WE take for granted that water will flow from the tap when it’s turned on. It’s a welcome blessing in a first world country.
But that luxury is unknown to impoverished villagers in Ethiopia, leading to a daily chore for women and girls who must fetch water for their families from the nearest well.
The task can be dangerous and exhausting as the wells can be far from the safety of home. The time taken means girls are often forced to neglect their schooling and leading to them missing opportunities open only to those with an education.
Health is also a concern, with consumption of polluted water causing the deaths of one in five children.
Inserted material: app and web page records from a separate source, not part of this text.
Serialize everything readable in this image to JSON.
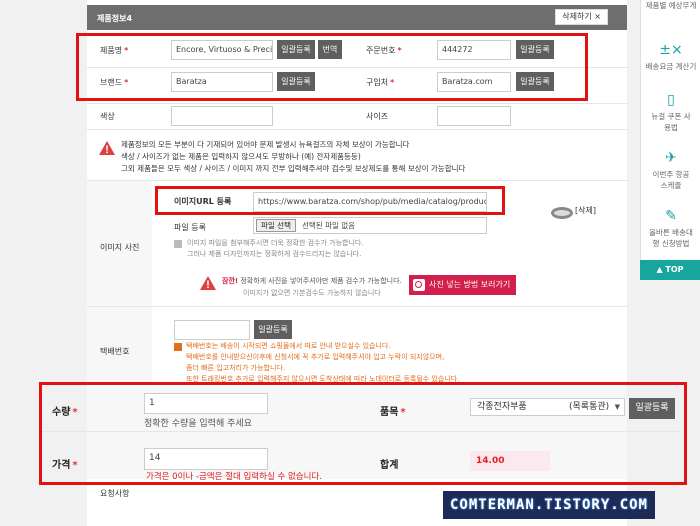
{
  "section": {
    "title": "제품정보4",
    "delete_label": "삭제하기"
  },
  "product": {
    "name_label": "제품명",
    "name_value": "Encore, Virtuoso & Preciso r",
    "bulk_btn": "일괄등록",
    "translate_btn": "번역",
    "order_no_label": "주문번호",
    "order_no_value": "444272",
    "brand_label": "브랜드",
    "brand_value": "Baratza",
    "shop_label": "구입처",
    "shop_value": "Baratza.com",
    "color_label": "색상",
    "size_label": "사이즈"
  },
  "notice": {
    "line1": "제품정보의 모든 부분이 다 기재되어 있어야 문제 발생시 뉴욕걸즈의 자체 보상이 가능합니다",
    "line2": "색상 / 사이즈가 없는 제품은 입력하지 않으셔도 무방하나 (예) 전자제품등등)",
    "line3": "그외 제품들은 모두 색상 / 사이즈 / 이미지 까지 전부 입력해주셔야 검수및 보상제도를 통해 보상이 가능합니다"
  },
  "image": {
    "section_label": "이미지 사진",
    "url_label": "이미지URL 등록",
    "url_value": "https://www.baratza.com/shop/pub/media/catalog/product/ca",
    "file_label": "파일 등록",
    "file_btn": "파일 선택",
    "file_status": "선택된 파일 없음",
    "delete_link": "[삭제]",
    "hint1": "이미지 파일을 첨부해주시면 더욱 정확한 검수가 가능합니다.",
    "hint2": "그러나 제품 디자인까지는 정확하게 검수드리지는 않습니다.",
    "warn_bold": "잠깐!",
    "warn1": "정확하게 사진을 넣어주셔야만 제품 검수가 가능합니다.",
    "warn2": "이미지가 없으면 기본검수도 가능하지 않습니다",
    "how_btn": "사진 넣는 방법 보러가기"
  },
  "tracking": {
    "label": "택배번호",
    "bulk_btn": "일괄등록",
    "lines": [
      "택배번호는 배송이 시작되면 쇼핑몰에서 따로 안내 받으실수 있습니다.",
      "택배번호를 안내받으신이후에 신청서에 꼭 추가로 입력해주셔야 입고 누락이 되지않으며,",
      "좀더 빠른 입고처리가 가능합니다.",
      "또한 트래킹번호 추가로 입력해주지 않으시면 도착상태에 따라 노데이터로 등록될수 있습니다."
    ]
  },
  "qty": {
    "label": "수량",
    "value": "1",
    "hint": "정확한 수량을 입력해 주세요"
  },
  "category": {
    "label": "품목",
    "selected": "각종전자부품",
    "tag": "(목록통관)",
    "bulk_btn": "일괄등록"
  },
  "price": {
    "label": "가격",
    "value": "14",
    "warning": "가격은 0이나 -금액은 절대 입력하실 수 없습니다."
  },
  "total": {
    "label": "합계",
    "value": "14.00"
  },
  "request": {
    "label": "요청사항"
  },
  "sidebar": {
    "items": [
      "제품별 예상무게",
      "배송요금 계산기",
      "뉴걸 쿠폰 사용법",
      "이번주 항공스케쥴",
      "올바른 배송대행 신청방법"
    ],
    "top_label": "TOP"
  },
  "watermark": "COMTERMAN.TISTORY.COM",
  "colors": {
    "accent_red": "#e31212",
    "pink": "#d21f4b",
    "teal": "#18a59d",
    "header_gray": "#6e6e6e"
  }
}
A swimathon by pupils of Woodleigh School’s Minimbah campus last year was one of many events held to raise money for wells in the African country.
The idea was put to deputy principal Rod Davies by parent Ross Woodward, of Mt Eliza, who was inspired by the efforts of the Australian trust, WellWishers. Mr Woodward also knew champion swimmer Tammy Van Wisse, who was to become an enthusiastic participant in the fundraising. The pupils swam laps against Van Wisse, helping raise almost $8000.
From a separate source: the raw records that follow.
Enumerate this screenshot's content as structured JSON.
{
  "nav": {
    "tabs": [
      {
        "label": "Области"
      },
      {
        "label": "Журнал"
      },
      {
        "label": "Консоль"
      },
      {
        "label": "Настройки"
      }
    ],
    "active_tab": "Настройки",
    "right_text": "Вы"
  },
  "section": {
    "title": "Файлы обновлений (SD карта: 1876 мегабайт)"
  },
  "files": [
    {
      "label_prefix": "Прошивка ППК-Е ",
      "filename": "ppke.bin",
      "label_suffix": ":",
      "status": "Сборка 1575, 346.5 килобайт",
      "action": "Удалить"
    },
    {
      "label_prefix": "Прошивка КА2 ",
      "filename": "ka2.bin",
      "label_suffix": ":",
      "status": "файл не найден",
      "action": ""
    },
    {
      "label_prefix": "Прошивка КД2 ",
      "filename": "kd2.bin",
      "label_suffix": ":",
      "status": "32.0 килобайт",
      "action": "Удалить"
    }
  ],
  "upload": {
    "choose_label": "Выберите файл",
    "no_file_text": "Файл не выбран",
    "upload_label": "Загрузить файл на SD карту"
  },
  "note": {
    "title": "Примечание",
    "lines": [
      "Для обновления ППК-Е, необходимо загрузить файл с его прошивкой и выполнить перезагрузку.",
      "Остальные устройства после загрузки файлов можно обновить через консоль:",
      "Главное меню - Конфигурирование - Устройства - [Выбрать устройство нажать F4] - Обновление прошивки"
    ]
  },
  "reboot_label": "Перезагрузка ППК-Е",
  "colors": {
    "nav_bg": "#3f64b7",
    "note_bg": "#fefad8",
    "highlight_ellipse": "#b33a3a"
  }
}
Mr Woodward said the money is being spent on building two wells in rural villages in Tigray Province.
He says the wells will provide water for hundreds of people, helping ease the daily grind on women and girls and ensuring their schooling becomes a viable option.
Mr Woodward said WellWishers has arranged to place signs on the wells bearing the names of pupils whose efforts made them possible.